▸ **WHAT YOU NEED TO DO**
Under this task are some entries; return every one of them exactly.

▸ **Records contained in a dataset**
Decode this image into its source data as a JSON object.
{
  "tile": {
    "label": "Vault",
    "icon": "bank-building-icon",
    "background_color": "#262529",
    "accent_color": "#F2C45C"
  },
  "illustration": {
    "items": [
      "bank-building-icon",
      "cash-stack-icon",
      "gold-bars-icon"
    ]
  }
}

▸ **WRITTEN ANSWER**
Decode this image into its source data as a JSON object.
{
  "tile": {
    "label": "Vault",
    "icon": "bank-building-icon",
    "background_color": "#262529",
    "accent_color": "#F2C45C"
  },
  "illustration": {
    "items": [
      "bank-building-icon",
      "cash-stack-icon",
      "gold-bars-icon"
    ]
  }
}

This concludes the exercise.